What is needed:
Return the listing below exactly. Leave its pictures out.

[Data records — start]

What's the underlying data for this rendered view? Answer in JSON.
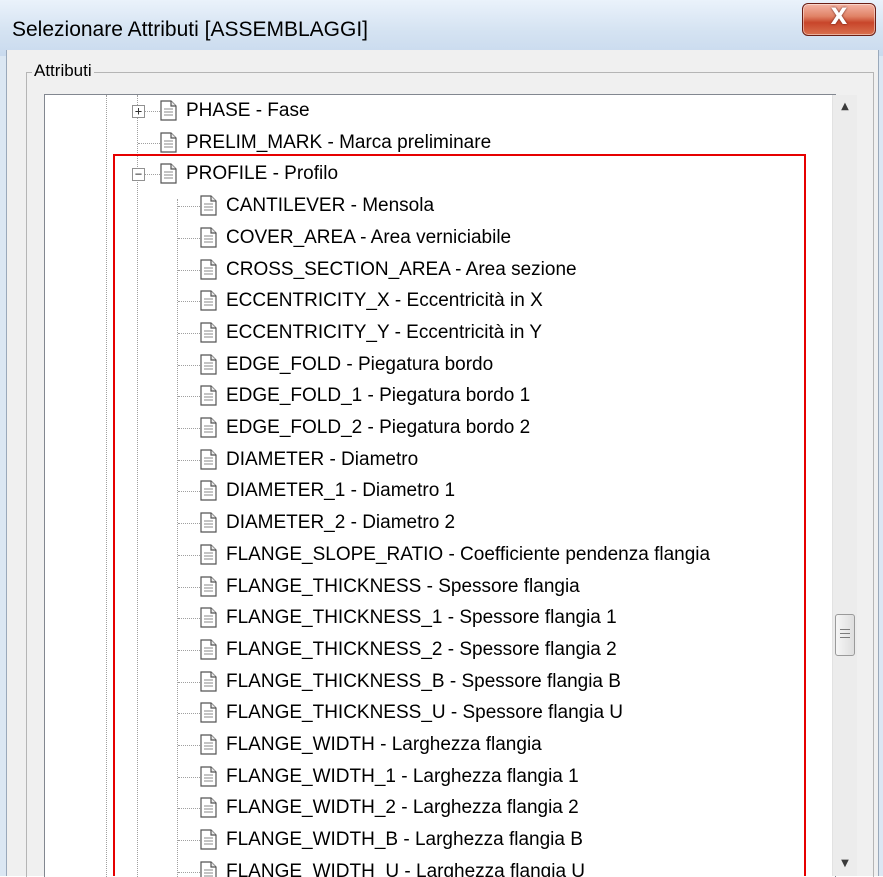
{
  "window": {
    "title": "Selezionare Attributi [ASSEMBLAGGI]",
    "close_icon": "X"
  },
  "group": {
    "label": "Attributi"
  },
  "tree": {
    "items": [
      {
        "text": "PHASE  -  Fase",
        "expander": "+"
      },
      {
        "text": "PRELIM_MARK  -  Marca preliminare",
        "expander": ""
      },
      {
        "text": "PROFILE  -  Profilo",
        "expander": "−"
      }
    ],
    "children": [
      {
        "text": "CANTILEVER  -  Mensola"
      },
      {
        "text": "COVER_AREA  -  Area verniciabile"
      },
      {
        "text": "CROSS_SECTION_AREA  -  Area sezione"
      },
      {
        "text": "ECCENTRICITY_X  -  Eccentricità in X"
      },
      {
        "text": "ECCENTRICITY_Y  -  Eccentricità in Y"
      },
      {
        "text": "EDGE_FOLD  -  Piegatura bordo"
      },
      {
        "text": "EDGE_FOLD_1  -  Piegatura bordo 1"
      },
      {
        "text": "EDGE_FOLD_2  -  Piegatura bordo 2"
      },
      {
        "text": "DIAMETER  -  Diametro"
      },
      {
        "text": "DIAMETER_1  -  Diametro 1"
      },
      {
        "text": "DIAMETER_2  -  Diametro 2"
      },
      {
        "text": "FLANGE_SLOPE_RATIO  -  Coefficiente pendenza flangia"
      },
      {
        "text": "FLANGE_THICKNESS  -  Spessore flangia"
      },
      {
        "text": "FLANGE_THICKNESS_1  -  Spessore flangia 1"
      },
      {
        "text": "FLANGE_THICKNESS_2  -  Spessore flangia 2"
      },
      {
        "text": "FLANGE_THICKNESS_B  -  Spessore flangia B"
      },
      {
        "text": "FLANGE_THICKNESS_U  -  Spessore flangia U"
      },
      {
        "text": "FLANGE_WIDTH  -  Larghezza flangia"
      },
      {
        "text": "FLANGE_WIDTH_1  -  Larghezza flangia 1"
      },
      {
        "text": "FLANGE_WIDTH_2  -  Larghezza flangia 2"
      },
      {
        "text": "FLANGE_WIDTH_B  -  Larghezza flangia B"
      },
      {
        "text": "FLANGE_WIDTH_U  -  Larghezza flangia U"
      }
    ]
  },
  "scrollbar": {
    "up_icon": "▲",
    "down_icon": "▼"
  },
  "colors": {
    "highlight_border": "#e60000",
    "title_bar": "#d5e3f2",
    "close_button": "#c8452a"
  },
  "icons": {
    "document": "document-icon",
    "expand": "plus-box-icon",
    "collapse": "minus-box-icon"
  }
}
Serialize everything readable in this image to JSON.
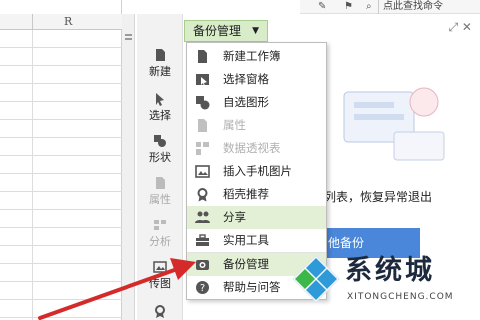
{
  "grid": {
    "column_letter": "R"
  },
  "topbar": {
    "search_placeholder": "点此查找命令"
  },
  "toolbar": {
    "items": [
      {
        "label": "新建",
        "icon": "new-icon",
        "enabled": true
      },
      {
        "label": "选择",
        "icon": "select-cursor-icon",
        "enabled": true
      },
      {
        "label": "形状",
        "icon": "shape-icon",
        "enabled": true
      },
      {
        "label": "属性",
        "icon": "properties-icon",
        "enabled": false
      },
      {
        "label": "分析",
        "icon": "analysis-icon",
        "enabled": false
      },
      {
        "label": "传图",
        "icon": "upload-image-icon",
        "enabled": true
      }
    ]
  },
  "menu": {
    "trigger_label": "备份管理",
    "items": [
      {
        "label": "新建工作簿",
        "icon": "new-document-icon",
        "enabled": true
      },
      {
        "label": "选择窗格",
        "icon": "selection-pane-icon",
        "enabled": true
      },
      {
        "label": "自选图形",
        "icon": "shapes-icon",
        "enabled": true
      },
      {
        "label": "属性",
        "icon": "properties-icon",
        "enabled": false
      },
      {
        "label": "数据透视表",
        "icon": "pivot-table-icon",
        "enabled": false
      },
      {
        "label": "插入手机图片",
        "icon": "phone-image-icon",
        "enabled": true
      },
      {
        "label": "稻壳推荐",
        "icon": "recommend-icon",
        "enabled": true
      },
      {
        "label": "分享",
        "icon": "share-people-icon",
        "enabled": true
      },
      {
        "label": "实用工具",
        "icon": "toolbox-icon",
        "enabled": true
      },
      {
        "label": "备份管理",
        "icon": "backup-icon",
        "enabled": true
      },
      {
        "label": "帮助与问答",
        "icon": "help-icon",
        "enabled": true
      }
    ]
  },
  "panel": {
    "text_fragment": "列表，恢复异常退出",
    "other_backup_label": "他备份"
  },
  "watermark": {
    "title": "系统城",
    "subtitle": "XITONGCHENG.COM"
  },
  "colors": {
    "menu_highlight": "#e3f0d6",
    "trigger_bg": "#d8ecc9",
    "accent_blue": "#4a86d9",
    "arrow_red": "#d42a2a"
  }
}
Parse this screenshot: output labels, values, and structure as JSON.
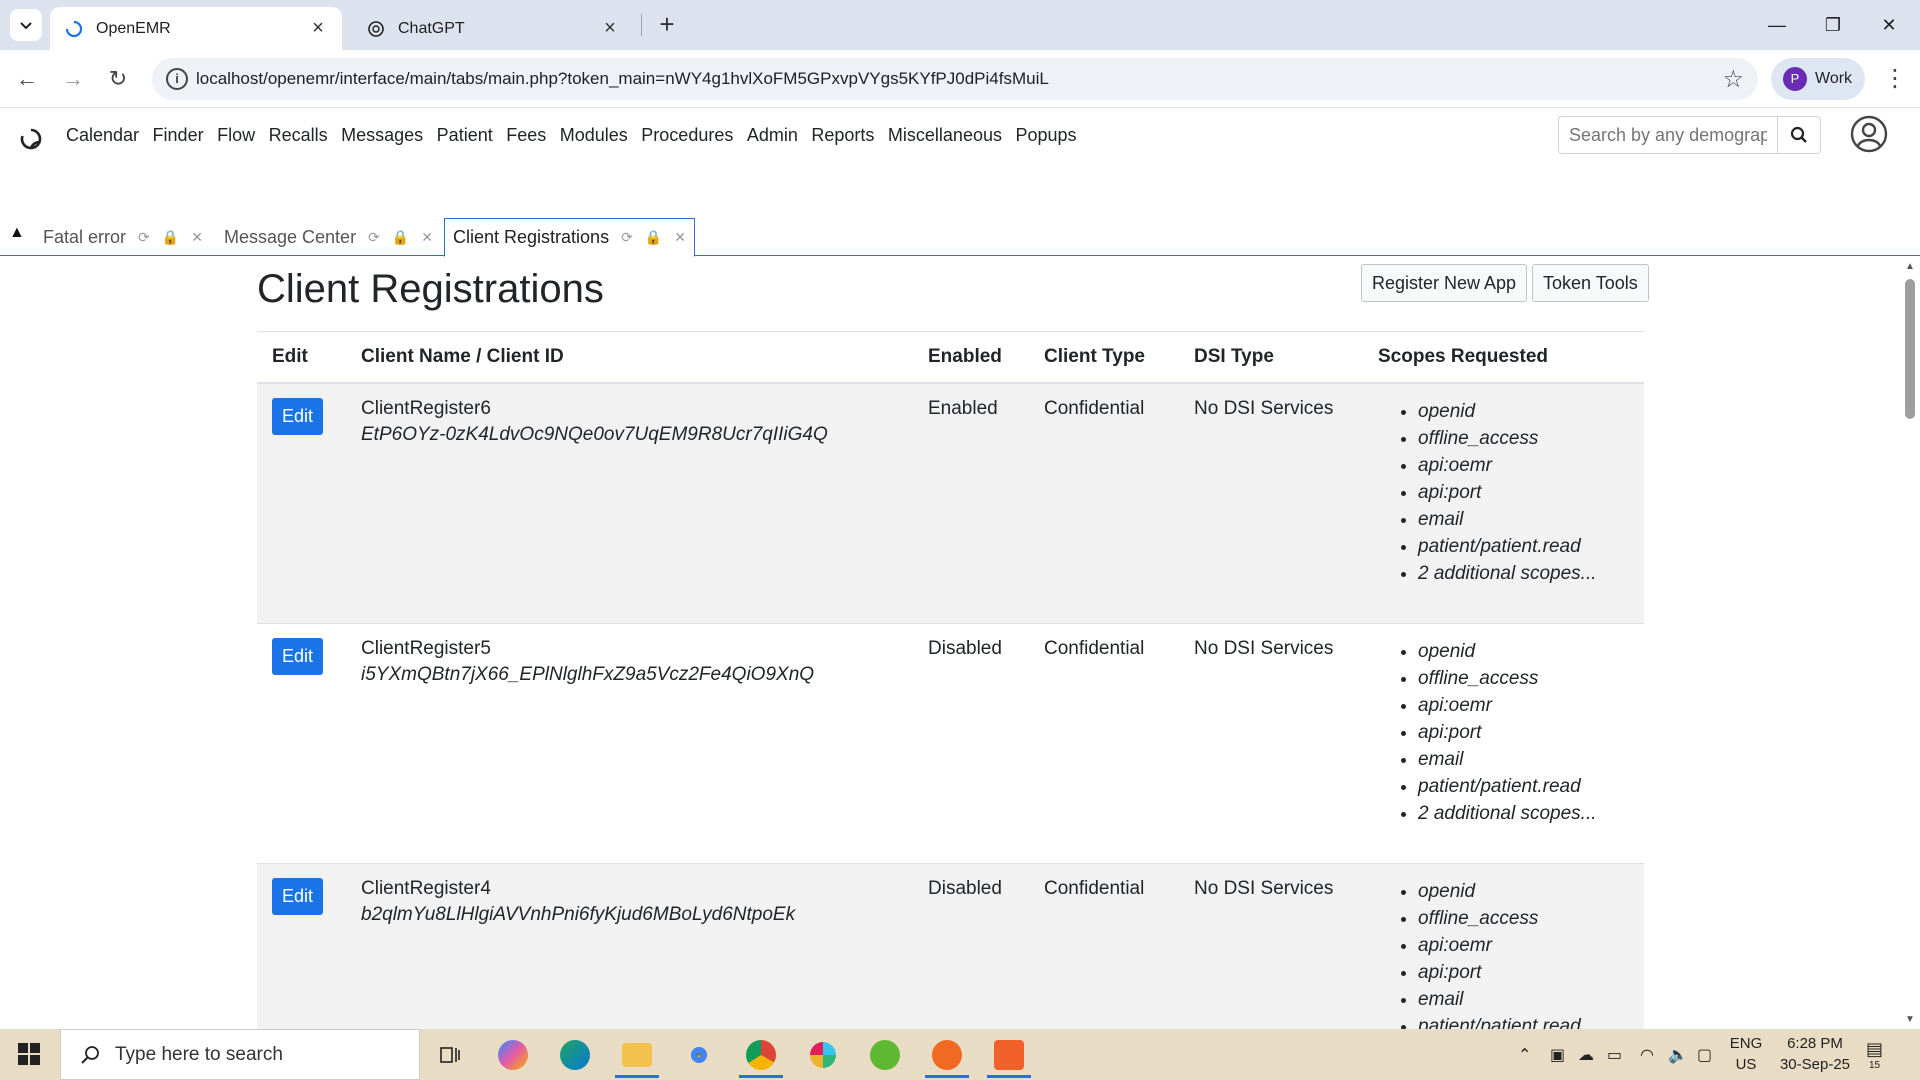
{
  "browser": {
    "tabs": [
      {
        "title": "OpenEMR",
        "active": true
      },
      {
        "title": "ChatGPT",
        "active": false
      }
    ],
    "url": "localhost/openemr/interface/main/tabs/main.php?token_main=nWY4g1hvlXoFM5GPxvpVYgs5KYfPJ0dPi4fsMuiL",
    "profile_initial": "P",
    "profile_label": "Work"
  },
  "emr_menu": [
    "Calendar",
    "Finder",
    "Flow",
    "Recalls",
    "Messages",
    "Patient",
    "Fees",
    "Modules",
    "Procedures",
    "Admin",
    "Reports",
    "Miscellaneous",
    "Popups"
  ],
  "search": {
    "placeholder": "Search by any demographics"
  },
  "emr_tabs": [
    {
      "label": "Fatal error",
      "active": false
    },
    {
      "label": "Message Center",
      "active": false
    },
    {
      "label": "Client Registrations",
      "active": true
    }
  ],
  "page": {
    "title": "Client Registrations",
    "register_btn": "Register New App",
    "token_btn": "Token Tools",
    "headers": {
      "edit": "Edit",
      "client": "Client Name / Client ID",
      "enabled": "Enabled",
      "client_type": "Client Type",
      "dsi_type": "DSI Type",
      "scopes": "Scopes Requested"
    },
    "edit_label": "Edit",
    "rows": [
      {
        "name": "ClientRegister6",
        "client_id": "EtP6OYz-0zK4LdvOc9NQe0ov7UqEM9R8Ucr7qIIiG4Q",
        "enabled": "Enabled",
        "client_type": "Confidential",
        "dsi_type": "No DSI Services",
        "scopes": [
          "openid",
          "offline_access",
          "api:oemr",
          "api:port",
          "email",
          "patient/patient.read",
          "2 additional scopes..."
        ]
      },
      {
        "name": "ClientRegister5",
        "client_id": "i5YXmQBtn7jX66_EPlNlglhFxZ9a5Vcz2Fe4QiO9XnQ",
        "enabled": "Disabled",
        "client_type": "Confidential",
        "dsi_type": "No DSI Services",
        "scopes": [
          "openid",
          "offline_access",
          "api:oemr",
          "api:port",
          "email",
          "patient/patient.read",
          "2 additional scopes..."
        ]
      },
      {
        "name": "ClientRegister4",
        "client_id": "b2qlmYu8LlHlgiAVVnhPni6fyKjud6MBoLyd6NtpoEk",
        "enabled": "Disabled",
        "client_type": "Confidential",
        "dsi_type": "No DSI Services",
        "scopes": [
          "openid",
          "offline_access",
          "api:oemr",
          "api:port",
          "email",
          "patient/patient.read"
        ]
      }
    ]
  },
  "taskbar": {
    "search_placeholder": "Type here to search",
    "lang_line1": "ENG",
    "lang_line2": "US",
    "time": "6:28 PM",
    "date": "30-Sep-25",
    "notif_count": "15"
  }
}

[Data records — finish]

Exercise answer:
What's the underlying data for this rendered view? Answer in JSON.
{
  "window": {
    "title": "Selezionare Attributi [ASSEMBLAGGI]",
    "close_icon": "X"
  },
  "group": {
    "label": "Attributi"
  },
  "tree": {
    "items": [
      {
        "text": "PHASE  -  Fase",
        "expander": "+"
      },
      {
        "text": "PRELIM_MARK  -  Marca preliminare",
        "expander": ""
      },
      {
        "text": "PROFILE  -  Profilo",
        "expander": "−"
      }
    ],
    "children": [
      {
        "text": "CANTILEVER  -  Mensola"
      },
      {
        "text": "COVER_AREA  -  Area verniciabile"
      },
      {
        "text": "CROSS_SECTION_AREA  -  Area sezione"
      },
      {
        "text": "ECCENTRICITY_X  -  Eccentricità in X"
      },
      {
        "text": "ECCENTRICITY_Y  -  Eccentricità in Y"
      },
      {
        "text": "EDGE_FOLD  -  Piegatura bordo"
      },
      {
        "text": "EDGE_FOLD_1  -  Piegatura bordo 1"
      },
      {
        "text": "EDGE_FOLD_2  -  Piegatura bordo 2"
      },
      {
        "text": "DIAMETER  -  Diametro"
      },
      {
        "text": "DIAMETER_1  -  Diametro 1"
      },
      {
        "text": "DIAMETER_2  -  Diametro 2"
      },
      {
        "text": "FLANGE_SLOPE_RATIO  -  Coefficiente pendenza flangia"
      },
      {
        "text": "FLANGE_THICKNESS  -  Spessore flangia"
      },
      {
        "text": "FLANGE_THICKNESS_1  -  Spessore flangia 1"
      },
      {
        "text": "FLANGE_THICKNESS_2  -  Spessore flangia 2"
      },
      {
        "text": "FLANGE_THICKNESS_B  -  Spessore flangia B"
      },
      {
        "text": "FLANGE_THICKNESS_U  -  Spessore flangia U"
      },
      {
        "text": "FLANGE_WIDTH  -  Larghezza flangia"
      },
      {
        "text": "FLANGE_WIDTH_1  -  Larghezza flangia 1"
      },
      {
        "text": "FLANGE_WIDTH_2  -  Larghezza flangia 2"
      },
      {
        "text": "FLANGE_WIDTH_B  -  Larghezza flangia B"
      },
      {
        "text": "FLANGE_WIDTH_U  -  Larghezza flangia U"
      }
    ]
  },
  "scrollbar": {
    "up_icon": "▲",
    "down_icon": "▼"
  },
  "colors": {
    "highlight_border": "#e60000",
    "title_bar": "#d5e3f2",
    "close_button": "#c8452a"
  },
  "icons": {
    "document": "document-icon",
    "expand": "plus-box-icon",
    "collapse": "minus-box-icon"
  }
}
Serialize everything readable in this image to JSON.
{
  "grid": {
    "column_letter": "R"
  },
  "topbar": {
    "search_placeholder": "点此查找命令"
  },
  "toolbar": {
    "items": [
      {
        "label": "新建",
        "icon": "new-icon",
        "enabled": true
      },
      {
        "label": "选择",
        "icon": "select-cursor-icon",
        "enabled": true
      },
      {
        "label": "形状",
        "icon": "shape-icon",
        "enabled": true
      },
      {
        "label": "属性",
        "icon": "properties-icon",
        "enabled": false
      },
      {
        "label": "分析",
        "icon": "analysis-icon",
        "enabled": false
      },
      {
        "label": "传图",
        "icon": "upload-image-icon",
        "enabled": true
      }
    ]
  },
  "menu": {
    "trigger_label": "备份管理",
    "items": [
      {
        "label": "新建工作簿",
        "icon": "new-document-icon",
        "enabled": true
      },
      {
        "label": "选择窗格",
        "icon": "selection-pane-icon",
        "enabled": true
      },
      {
        "label": "自选图形",
        "icon": "shapes-icon",
        "enabled": true
      },
      {
        "label": "属性",
        "icon": "properties-icon",
        "enabled": false
      },
      {
        "label": "数据透视表",
        "icon": "pivot-table-icon",
        "enabled": false
      },
      {
        "label": "插入手机图片",
        "icon": "phone-image-icon",
        "enabled": true
      },
      {
        "label": "稻壳推荐",
        "icon": "recommend-icon",
        "enabled": true
      },
      {
        "label": "分享",
        "icon": "share-people-icon",
        "enabled": true
      },
      {
        "label": "实用工具",
        "icon": "toolbox-icon",
        "enabled": true
      },
      {
        "label": "备份管理",
        "icon": "backup-icon",
        "enabled": true
      },
      {
        "label": "帮助与问答",
        "icon": "help-icon",
        "enabled": true
      }
    ]
  },
  "panel": {
    "text_fragment": "列表，恢复异常退出",
    "other_backup_label": "他备份"
  },
  "watermark": {
    "title": "系统城",
    "subtitle": "XITONGCHENG.COM"
  },
  "colors": {
    "menu_highlight": "#e3f0d6",
    "trigger_bg": "#d8ecc9",
    "accent_blue": "#4a86d9",
    "arrow_red": "#d42a2a"
  }
}
Parse this screenshot: output labels, values, and structure as JSON.
{
  "browser": {
    "tabs": [
      {
        "title": "OpenEMR",
        "active": true
      },
      {
        "title": "ChatGPT",
        "active": false
      }
    ],
    "url": "localhost/openemr/interface/main/tabs/main.php?token_main=nWY4g1hvlXoFM5GPxvpVYgs5KYfPJ0dPi4fsMuiL",
    "profile_initial": "P",
    "profile_label": "Work"
  },
  "emr_menu": [
    "Calendar",
    "Finder",
    "Flow",
    "Recalls",
    "Messages",
    "Patient",
    "Fees",
    "Modules",
    "Procedures",
    "Admin",
    "Reports",
    "Miscellaneous",
    "Popups"
  ],
  "search": {
    "placeholder": "Search by any demographics"
  },
  "emr_tabs": [
    {
      "label": "Fatal error",
      "active": false
    },
    {
      "label": "Message Center",
      "active": false
    },
    {
      "label": "Client Registrations",
      "active": true
    }
  ],
  "page": {
    "title": "Client Registrations",
    "register_btn": "Register New App",
    "token_btn": "Token Tools",
    "headers": {
      "edit": "Edit",
      "client": "Client Name / Client ID",
      "enabled": "Enabled",
      "client_type": "Client Type",
      "dsi_type": "DSI Type",
      "scopes": "Scopes Requested"
    },
    "edit_label": "Edit",
    "rows": [
      {
        "name": "ClientRegister6",
        "client_id": "EtP6OYz-0zK4LdvOc9NQe0ov7UqEM9R8Ucr7qIIiG4Q",
        "enabled": "Enabled",
        "client_type": "Confidential",
        "dsi_type": "No DSI Services",
        "scopes": [
          "openid",
          "offline_access",
          "api:oemr",
          "api:port",
          "email",
          "patient/patient.read",
          "2 additional scopes..."
        ]
      },
      {
        "name": "ClientRegister5",
        "client_id": "i5YXmQBtn7jX66_EPlNlglhFxZ9a5Vcz2Fe4QiO9XnQ",
        "enabled": "Disabled",
        "client_type": "Confidential",
        "dsi_type": "No DSI Services",
        "scopes": [
          "openid",
          "offline_access",
          "api:oemr",
          "api:port",
          "email",
          "patient/patient.read",
          "2 additional scopes..."
        ]
      },
      {
        "name": "ClientRegister4",
        "client_id": "b2qlmYu8LlHlgiAVVnhPni6fyKjud6MBoLyd6NtpoEk",
        "enabled": "Disabled",
        "client_type": "Confidential",
        "dsi_type": "No DSI Services",
        "scopes": [
          "openid",
          "offline_access",
          "api:oemr",
          "api:port",
          "email",
          "patient/patient.read"
        ]
      }
    ]
  },
  "taskbar": {
    "search_placeholder": "Type here to search",
    "lang_line1": "ENG",
    "lang_line2": "US",
    "time": "6:28 PM",
    "date": "30-Sep-25",
    "notif_count": "15"
  }
}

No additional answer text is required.